• **Problem**: Below is a set of records, and all of them should be retyped exactly, minus the pictures.

┄┄┄┄┄┄┄┄┄┄

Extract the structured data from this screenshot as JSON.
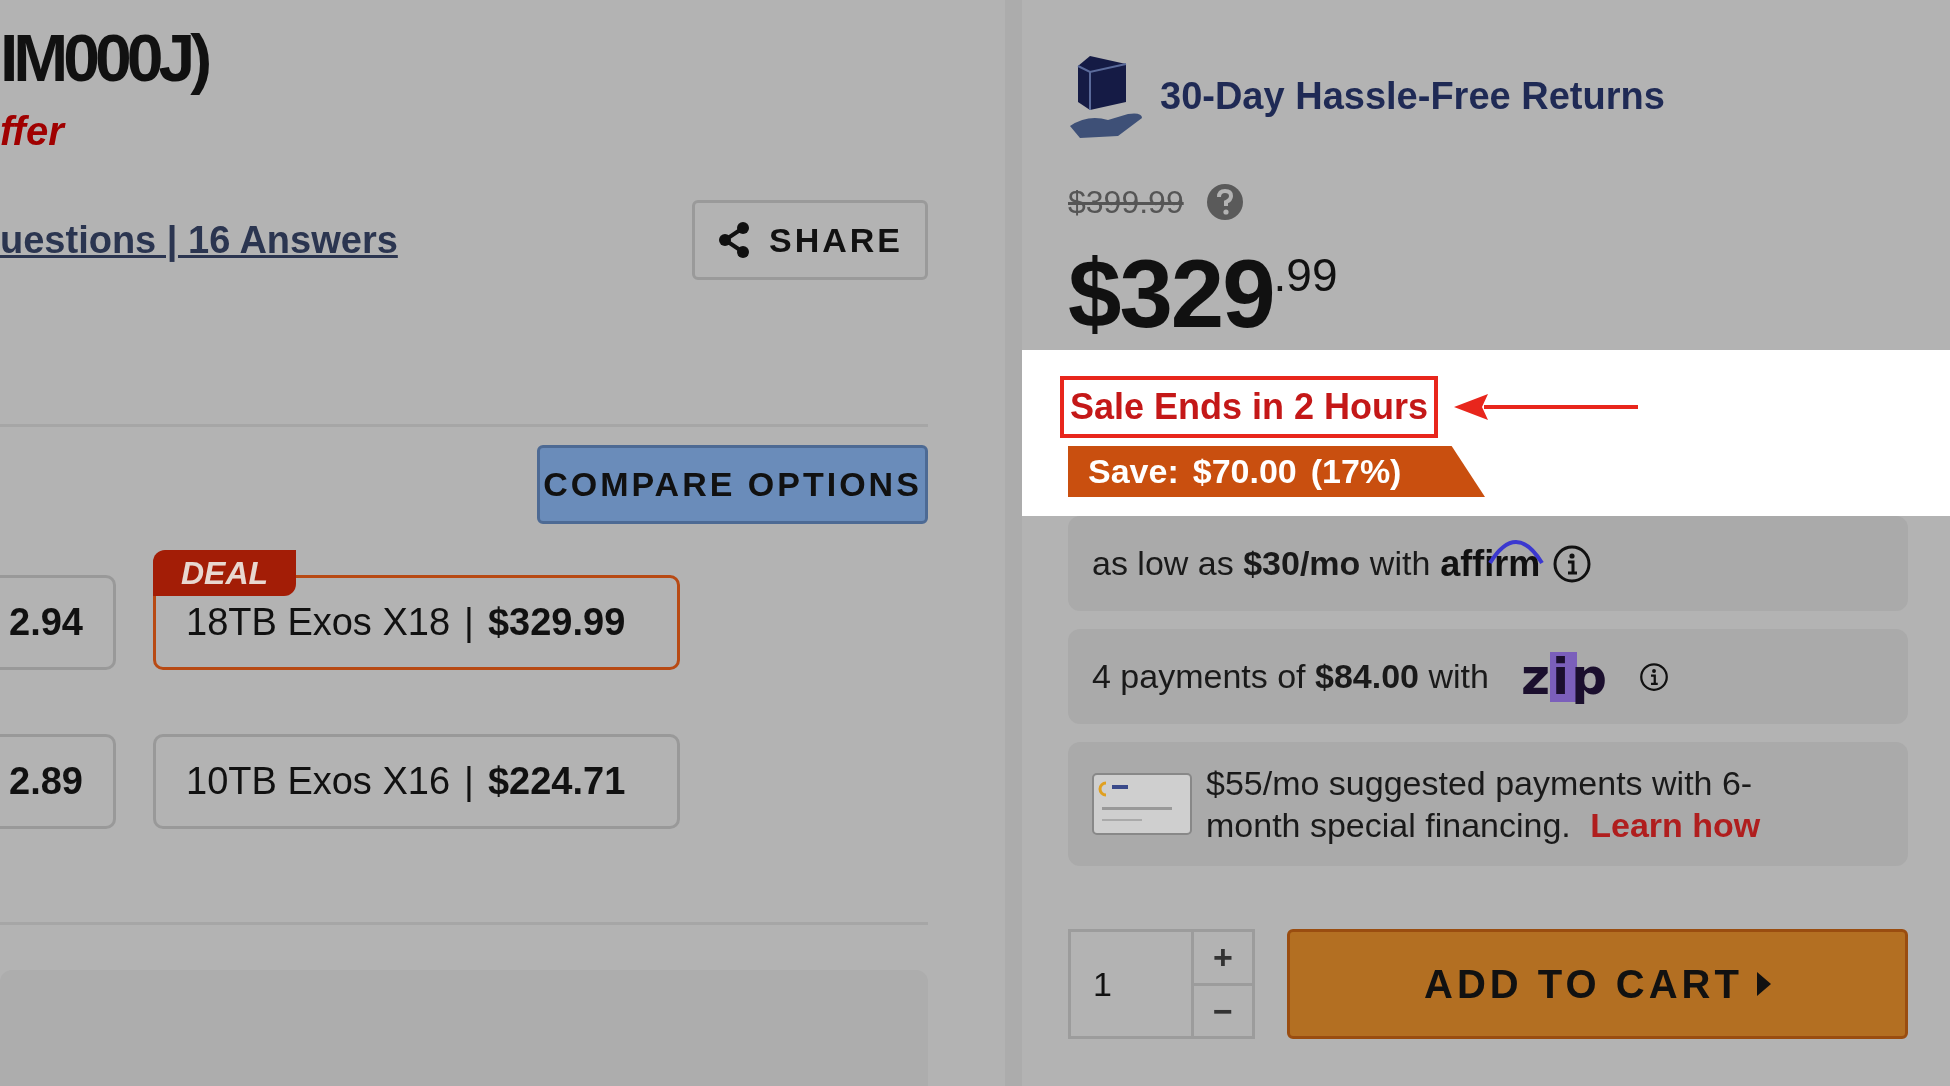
{
  "product": {
    "title": "IM000J)",
    "offer": "ffer",
    "qa_link": "uestions | 16 Answers",
    "share_button": "SHARE"
  },
  "compare_button": "COMPARE OPTIONS",
  "deal_badge": "DEAL",
  "options": [
    {
      "kind": "partial",
      "price": "2.94",
      "selected": false
    },
    {
      "kind": "full",
      "name": "18TB Exos X18",
      "separator": "|",
      "price": "$329.99",
      "deal": true,
      "selected": true
    },
    {
      "kind": "partial",
      "price": "2.89",
      "selected": false
    },
    {
      "kind": "full",
      "name": "10TB Exos X16",
      "separator": "|",
      "price": "$224.71",
      "selected": false
    }
  ],
  "returns": "30-Day Hassle-Free Returns",
  "list_price": "$399.99",
  "price": {
    "main": "$329",
    "cents": ".99"
  },
  "sale_notice": "Sale Ends in 2 Hours",
  "savings": {
    "label": "Save:",
    "amount": "$70.00",
    "percent": "(17%)"
  },
  "financing": [
    {
      "kind": "affirm",
      "text": "as low as **$30/mo** with",
      "logo": "affirm"
    },
    {
      "kind": "zip",
      "text": "4 payments of **$84.00** with",
      "logo": "zip"
    },
    {
      "kind": "card",
      "text": "$55/mo suggested payments with 6-month special financing.",
      "link": "Learn how"
    }
  ],
  "quantity": {
    "value": "1",
    "plus": "+",
    "minus": "−"
  },
  "add_to_cart": "ADD TO CART"
}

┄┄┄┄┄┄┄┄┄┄

• **Result for this task**:
Extract the structured data from this screenshot as JSON.
{
  "product": {
    "title": "IM000J)",
    "offer": "ffer",
    "qa_link": "uestions | 16 Answers",
    "share_button": "SHARE"
  },
  "compare_button": "COMPARE OPTIONS",
  "deal_badge": "DEAL",
  "options": [
    {
      "kind": "partial",
      "price": "2.94",
      "selected": false
    },
    {
      "kind": "full",
      "name": "18TB Exos X18",
      "separator": "|",
      "price": "$329.99",
      "deal": true,
      "selected": true
    },
    {
      "kind": "partial",
      "price": "2.89",
      "selected": false
    },
    {
      "kind": "full",
      "name": "10TB Exos X16",
      "separator": "|",
      "price": "$224.71",
      "selected": false
    }
  ],
  "returns": "30-Day Hassle-Free Returns",
  "list_price": "$399.99",
  "price": {
    "main": "$329",
    "cents": ".99"
  },
  "sale_notice": "Sale Ends in 2 Hours",
  "savings": {
    "label": "Save:",
    "amount": "$70.00",
    "percent": "(17%)"
  },
  "financing": [
    {
      "kind": "affirm",
      "text": "as low as **$30/mo** with",
      "logo": "affirm"
    },
    {
      "kind": "zip",
      "text": "4 payments of **$84.00** with",
      "logo": "zip"
    },
    {
      "kind": "card",
      "text": "$55/mo suggested payments with 6-month special financing.",
      "link": "Learn how"
    }
  ],
  "quantity": {
    "value": "1",
    "plus": "+",
    "minus": "−"
  },
  "add_to_cart": "ADD TO CART"
}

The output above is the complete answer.